Task objective: Exact reproduction of all the data is needed.

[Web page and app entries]
*** Block opens ***

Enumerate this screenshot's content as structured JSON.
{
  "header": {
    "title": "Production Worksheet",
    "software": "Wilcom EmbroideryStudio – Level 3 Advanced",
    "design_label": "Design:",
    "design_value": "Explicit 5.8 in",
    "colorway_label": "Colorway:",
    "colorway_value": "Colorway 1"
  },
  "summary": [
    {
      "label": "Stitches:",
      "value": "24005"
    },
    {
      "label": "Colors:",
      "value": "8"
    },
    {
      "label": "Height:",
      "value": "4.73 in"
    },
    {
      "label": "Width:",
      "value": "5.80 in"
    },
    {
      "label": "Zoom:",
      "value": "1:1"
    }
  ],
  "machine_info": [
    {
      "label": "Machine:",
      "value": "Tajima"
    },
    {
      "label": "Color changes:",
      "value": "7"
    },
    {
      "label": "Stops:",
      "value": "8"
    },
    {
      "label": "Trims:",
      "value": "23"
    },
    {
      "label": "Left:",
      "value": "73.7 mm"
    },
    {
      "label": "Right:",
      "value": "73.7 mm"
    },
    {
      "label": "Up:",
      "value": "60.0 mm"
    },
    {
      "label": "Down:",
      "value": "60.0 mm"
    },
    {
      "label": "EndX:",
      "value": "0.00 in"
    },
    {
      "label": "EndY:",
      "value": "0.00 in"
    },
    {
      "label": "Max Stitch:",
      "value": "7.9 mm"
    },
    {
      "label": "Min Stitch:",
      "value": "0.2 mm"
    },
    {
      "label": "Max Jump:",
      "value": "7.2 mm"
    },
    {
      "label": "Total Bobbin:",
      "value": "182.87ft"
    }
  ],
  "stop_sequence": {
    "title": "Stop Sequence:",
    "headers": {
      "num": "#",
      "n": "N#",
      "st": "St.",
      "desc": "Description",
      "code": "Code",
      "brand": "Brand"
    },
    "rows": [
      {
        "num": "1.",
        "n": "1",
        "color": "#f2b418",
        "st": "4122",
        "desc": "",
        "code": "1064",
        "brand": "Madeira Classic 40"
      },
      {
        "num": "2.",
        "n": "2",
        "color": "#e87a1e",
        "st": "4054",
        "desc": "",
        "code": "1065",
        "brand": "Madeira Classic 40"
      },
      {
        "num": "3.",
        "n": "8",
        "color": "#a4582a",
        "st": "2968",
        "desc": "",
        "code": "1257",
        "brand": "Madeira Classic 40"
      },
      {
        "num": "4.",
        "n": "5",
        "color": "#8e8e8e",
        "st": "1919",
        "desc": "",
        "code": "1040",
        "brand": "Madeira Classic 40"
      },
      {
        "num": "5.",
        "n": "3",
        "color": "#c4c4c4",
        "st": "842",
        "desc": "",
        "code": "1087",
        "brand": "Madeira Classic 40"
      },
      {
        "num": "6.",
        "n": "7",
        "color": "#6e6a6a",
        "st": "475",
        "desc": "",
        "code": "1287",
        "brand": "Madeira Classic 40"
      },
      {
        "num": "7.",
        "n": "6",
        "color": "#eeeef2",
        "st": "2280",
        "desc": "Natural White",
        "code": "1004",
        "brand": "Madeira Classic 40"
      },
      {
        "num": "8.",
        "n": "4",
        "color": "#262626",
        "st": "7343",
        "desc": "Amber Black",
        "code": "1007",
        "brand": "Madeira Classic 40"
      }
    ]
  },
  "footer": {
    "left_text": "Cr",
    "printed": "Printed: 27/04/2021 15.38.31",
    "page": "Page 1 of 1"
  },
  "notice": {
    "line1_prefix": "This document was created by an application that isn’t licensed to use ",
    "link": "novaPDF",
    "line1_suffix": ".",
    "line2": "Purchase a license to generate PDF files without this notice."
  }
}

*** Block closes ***

Output of the task:
Enumerate this screenshot's content as structured JSON.
{
  "header": {
    "title": "Production Worksheet",
    "software": "Wilcom EmbroideryStudio – Level 3 Advanced",
    "design_label": "Design:",
    "design_value": "Explicit 5.8 in",
    "colorway_label": "Colorway:",
    "colorway_value": "Colorway 1"
  },
  "summary": [
    {
      "label": "Stitches:",
      "value": "24005"
    },
    {
      "label": "Colors:",
      "value": "8"
    },
    {
      "label": "Height:",
      "value": "4.73 in"
    },
    {
      "label": "Width:",
      "value": "5.80 in"
    },
    {
      "label": "Zoom:",
      "value": "1:1"
    }
  ],
  "machine_info": [
    {
      "label": "Machine:",
      "value": "Tajima"
    },
    {
      "label": "Color changes:",
      "value": "7"
    },
    {
      "label": "Stops:",
      "value": "8"
    },
    {
      "label": "Trims:",
      "value": "23"
    },
    {
      "label": "Left:",
      "value": "73.7 mm"
    },
    {
      "label": "Right:",
      "value": "73.7 mm"
    },
    {
      "label": "Up:",
      "value": "60.0 mm"
    },
    {
      "label": "Down:",
      "value": "60.0 mm"
    },
    {
      "label": "EndX:",
      "value": "0.00 in"
    },
    {
      "label": "EndY:",
      "value": "0.00 in"
    },
    {
      "label": "Max Stitch:",
      "value": "7.9 mm"
    },
    {
      "label": "Min Stitch:",
      "value": "0.2 mm"
    },
    {
      "label": "Max Jump:",
      "value": "7.2 mm"
    },
    {
      "label": "Total Bobbin:",
      "value": "182.87ft"
    }
  ],
  "stop_sequence": {
    "title": "Stop Sequence:",
    "headers": {
      "num": "#",
      "n": "N#",
      "st": "St.",
      "desc": "Description",
      "code": "Code",
      "brand": "Brand"
    },
    "rows": [
      {
        "num": "1.",
        "n": "1",
        "color": "#f2b418",
        "st": "4122",
        "desc": "",
        "code": "1064",
        "brand": "Madeira Classic 40"
      },
      {
        "num": "2.",
        "n": "2",
        "color": "#e87a1e",
        "st": "4054",
        "desc": "",
        "code": "1065",
        "brand": "Madeira Classic 40"
      },
      {
        "num": "3.",
        "n": "8",
        "color": "#a4582a",
        "st": "2968",
        "desc": "",
        "code": "1257",
        "brand": "Madeira Classic 40"
      },
      {
        "num": "4.",
        "n": "5",
        "color": "#8e8e8e",
        "st": "1919",
        "desc": "",
        "code": "1040",
        "brand": "Madeira Classic 40"
      },
      {
        "num": "5.",
        "n": "3",
        "color": "#c4c4c4",
        "st": "842",
        "desc": "",
        "code": "1087",
        "brand": "Madeira Classic 40"
      },
      {
        "num": "6.",
        "n": "7",
        "color": "#6e6a6a",
        "st": "475",
        "desc": "",
        "code": "1287",
        "brand": "Madeira Classic 40"
      },
      {
        "num": "7.",
        "n": "6",
        "color": "#eeeef2",
        "st": "2280",
        "desc": "Natural White",
        "code": "1004",
        "brand": "Madeira Classic 40"
      },
      {
        "num": "8.",
        "n": "4",
        "color": "#262626",
        "st": "7343",
        "desc": "Amber Black",
        "code": "1007",
        "brand": "Madeira Classic 40"
      }
    ]
  },
  "footer": {
    "left_text": "Cr",
    "printed": "Printed: 27/04/2021 15.38.31",
    "page": "Page 1 of 1"
  },
  "notice": {
    "line1_prefix": "This document was created by an application that isn’t licensed to use ",
    "link": "novaPDF",
    "line1_suffix": ".",
    "line2": "Purchase a license to generate PDF files without this notice."
  }
}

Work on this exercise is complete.